    redness the same as yours?"While it is difficult to answer such a question in any concrete way,

    the concept of inter-subjectivity is often used as a mechanism for understanding how humans are

    able to empathize with one another's experiences, and indeed to engage in any form of meaningful

    communication about these experiences. The phenomenological formulation of being-in-the-

    world or being present, where the person and the world (which includes other people, as well as

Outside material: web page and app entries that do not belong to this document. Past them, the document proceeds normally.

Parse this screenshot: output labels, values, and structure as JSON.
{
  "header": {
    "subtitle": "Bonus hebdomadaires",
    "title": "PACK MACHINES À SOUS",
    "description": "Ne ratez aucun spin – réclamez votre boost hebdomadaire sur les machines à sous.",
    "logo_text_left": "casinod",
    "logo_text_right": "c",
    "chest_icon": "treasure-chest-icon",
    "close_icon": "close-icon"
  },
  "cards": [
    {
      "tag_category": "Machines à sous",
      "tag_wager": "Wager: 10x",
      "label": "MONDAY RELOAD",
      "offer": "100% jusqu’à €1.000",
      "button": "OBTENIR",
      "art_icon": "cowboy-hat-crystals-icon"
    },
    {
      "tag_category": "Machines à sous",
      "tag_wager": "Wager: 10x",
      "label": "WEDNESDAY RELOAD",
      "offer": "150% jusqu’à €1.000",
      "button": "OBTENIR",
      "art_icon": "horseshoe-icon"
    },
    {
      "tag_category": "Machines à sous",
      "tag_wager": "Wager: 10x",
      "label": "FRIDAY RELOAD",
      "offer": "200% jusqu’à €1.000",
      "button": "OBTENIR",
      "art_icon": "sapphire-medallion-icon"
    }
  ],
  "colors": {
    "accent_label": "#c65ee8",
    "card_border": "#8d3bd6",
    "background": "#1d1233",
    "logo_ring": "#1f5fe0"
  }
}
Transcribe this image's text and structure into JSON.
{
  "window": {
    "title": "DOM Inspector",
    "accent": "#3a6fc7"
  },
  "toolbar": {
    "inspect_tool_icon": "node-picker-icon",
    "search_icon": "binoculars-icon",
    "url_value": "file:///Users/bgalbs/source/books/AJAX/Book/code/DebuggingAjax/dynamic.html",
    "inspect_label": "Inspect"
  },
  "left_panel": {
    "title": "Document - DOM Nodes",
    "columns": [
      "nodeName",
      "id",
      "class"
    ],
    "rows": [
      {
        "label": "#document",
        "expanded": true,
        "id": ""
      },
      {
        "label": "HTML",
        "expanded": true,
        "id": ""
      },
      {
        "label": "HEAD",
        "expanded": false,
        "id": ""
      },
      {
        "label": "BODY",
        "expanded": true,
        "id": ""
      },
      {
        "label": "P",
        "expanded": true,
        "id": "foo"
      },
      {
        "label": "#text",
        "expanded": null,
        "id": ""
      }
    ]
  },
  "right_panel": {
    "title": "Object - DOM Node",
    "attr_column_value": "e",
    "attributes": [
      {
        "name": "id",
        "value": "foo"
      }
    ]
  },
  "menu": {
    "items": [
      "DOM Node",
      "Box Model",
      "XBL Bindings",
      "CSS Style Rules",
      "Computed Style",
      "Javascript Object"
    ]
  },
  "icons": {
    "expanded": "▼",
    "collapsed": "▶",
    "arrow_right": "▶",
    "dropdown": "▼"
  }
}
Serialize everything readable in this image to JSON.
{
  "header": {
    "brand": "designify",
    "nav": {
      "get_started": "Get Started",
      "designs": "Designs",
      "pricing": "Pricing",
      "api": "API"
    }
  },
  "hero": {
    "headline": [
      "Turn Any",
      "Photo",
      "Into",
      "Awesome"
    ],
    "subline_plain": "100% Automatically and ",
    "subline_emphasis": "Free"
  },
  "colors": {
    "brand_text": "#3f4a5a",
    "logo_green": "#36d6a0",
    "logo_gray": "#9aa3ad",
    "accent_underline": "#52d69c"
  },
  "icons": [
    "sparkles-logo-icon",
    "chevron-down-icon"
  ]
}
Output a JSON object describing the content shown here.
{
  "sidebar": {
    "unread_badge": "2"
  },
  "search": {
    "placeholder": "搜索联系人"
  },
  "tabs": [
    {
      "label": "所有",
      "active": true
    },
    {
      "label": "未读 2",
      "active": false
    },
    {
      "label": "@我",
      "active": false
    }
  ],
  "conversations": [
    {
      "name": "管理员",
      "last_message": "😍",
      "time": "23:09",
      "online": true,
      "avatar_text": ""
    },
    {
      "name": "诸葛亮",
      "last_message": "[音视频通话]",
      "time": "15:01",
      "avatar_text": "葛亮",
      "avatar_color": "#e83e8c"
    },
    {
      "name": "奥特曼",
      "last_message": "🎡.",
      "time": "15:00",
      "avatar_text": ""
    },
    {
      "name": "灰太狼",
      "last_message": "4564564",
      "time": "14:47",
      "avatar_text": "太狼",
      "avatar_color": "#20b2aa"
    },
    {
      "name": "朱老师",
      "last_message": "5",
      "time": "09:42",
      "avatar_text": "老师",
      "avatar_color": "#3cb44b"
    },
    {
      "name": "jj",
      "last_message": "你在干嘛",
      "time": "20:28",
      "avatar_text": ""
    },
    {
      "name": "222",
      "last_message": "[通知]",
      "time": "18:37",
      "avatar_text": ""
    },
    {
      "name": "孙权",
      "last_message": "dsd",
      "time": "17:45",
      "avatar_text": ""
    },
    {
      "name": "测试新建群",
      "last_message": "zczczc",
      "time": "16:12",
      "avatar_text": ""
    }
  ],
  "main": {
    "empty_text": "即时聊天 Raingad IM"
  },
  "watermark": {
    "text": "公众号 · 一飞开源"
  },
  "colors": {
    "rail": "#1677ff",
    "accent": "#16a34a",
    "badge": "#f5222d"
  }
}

    objects and the environment) are mutually constitutive5, is central her